Page and application data records
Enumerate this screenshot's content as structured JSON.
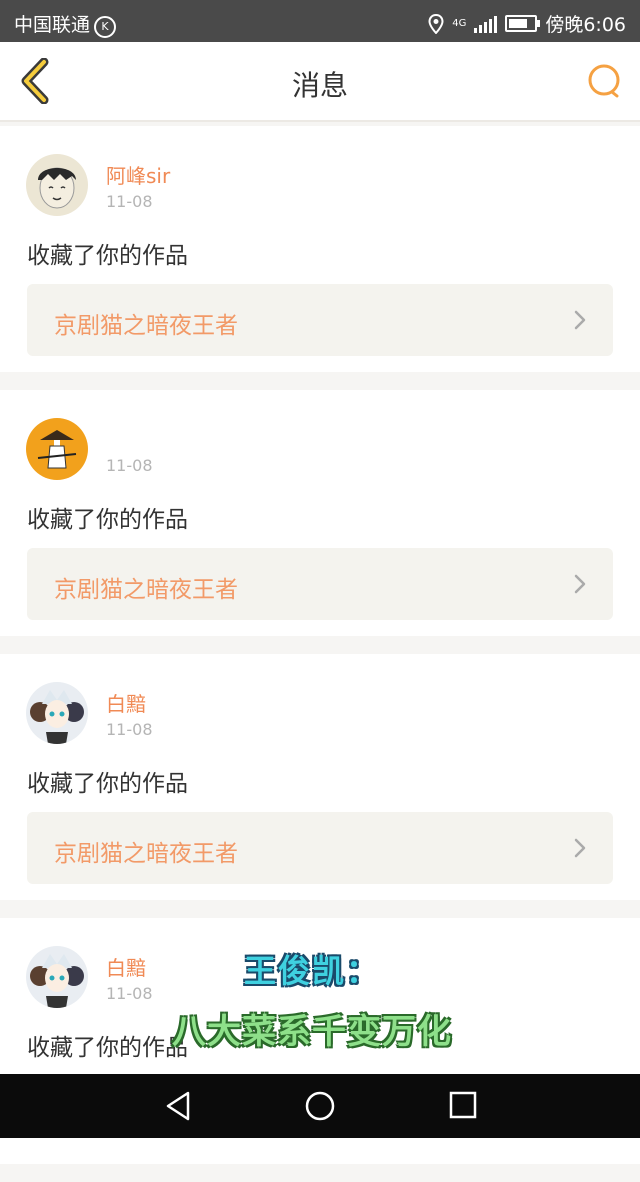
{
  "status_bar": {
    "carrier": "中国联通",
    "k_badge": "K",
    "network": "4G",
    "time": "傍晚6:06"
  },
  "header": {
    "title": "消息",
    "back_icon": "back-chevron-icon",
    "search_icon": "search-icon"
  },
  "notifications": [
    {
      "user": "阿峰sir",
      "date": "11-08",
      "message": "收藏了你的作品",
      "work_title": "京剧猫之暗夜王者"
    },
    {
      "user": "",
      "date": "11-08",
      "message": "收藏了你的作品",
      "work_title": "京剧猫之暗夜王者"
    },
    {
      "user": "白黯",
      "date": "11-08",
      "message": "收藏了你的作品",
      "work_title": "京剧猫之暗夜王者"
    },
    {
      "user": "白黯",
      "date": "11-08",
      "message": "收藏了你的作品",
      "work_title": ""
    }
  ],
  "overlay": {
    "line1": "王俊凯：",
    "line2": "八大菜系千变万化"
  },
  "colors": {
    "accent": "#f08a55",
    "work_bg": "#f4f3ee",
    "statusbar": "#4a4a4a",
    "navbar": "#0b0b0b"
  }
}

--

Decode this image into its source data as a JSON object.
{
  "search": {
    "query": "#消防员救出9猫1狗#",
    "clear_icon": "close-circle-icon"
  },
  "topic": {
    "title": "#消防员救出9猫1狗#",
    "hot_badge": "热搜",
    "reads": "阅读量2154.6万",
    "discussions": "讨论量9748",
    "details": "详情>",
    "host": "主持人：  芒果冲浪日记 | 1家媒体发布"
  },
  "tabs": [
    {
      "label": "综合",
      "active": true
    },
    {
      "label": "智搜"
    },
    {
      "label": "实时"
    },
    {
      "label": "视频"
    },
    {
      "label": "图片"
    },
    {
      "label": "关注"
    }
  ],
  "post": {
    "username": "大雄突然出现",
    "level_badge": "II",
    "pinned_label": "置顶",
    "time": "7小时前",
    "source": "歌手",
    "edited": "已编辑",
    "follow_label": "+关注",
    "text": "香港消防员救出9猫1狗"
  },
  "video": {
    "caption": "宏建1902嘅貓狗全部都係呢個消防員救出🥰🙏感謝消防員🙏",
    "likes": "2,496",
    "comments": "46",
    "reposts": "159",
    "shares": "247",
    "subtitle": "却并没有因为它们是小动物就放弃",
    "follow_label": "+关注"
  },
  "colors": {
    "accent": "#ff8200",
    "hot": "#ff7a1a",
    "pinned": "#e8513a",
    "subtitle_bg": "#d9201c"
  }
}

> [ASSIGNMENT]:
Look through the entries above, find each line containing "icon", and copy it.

> [EXPECTED OUTPUT]:
    "back_icon": "back-chevron-icon",
    "search_icon": "search-icon"
    "clear_icon": "close-circle-icon"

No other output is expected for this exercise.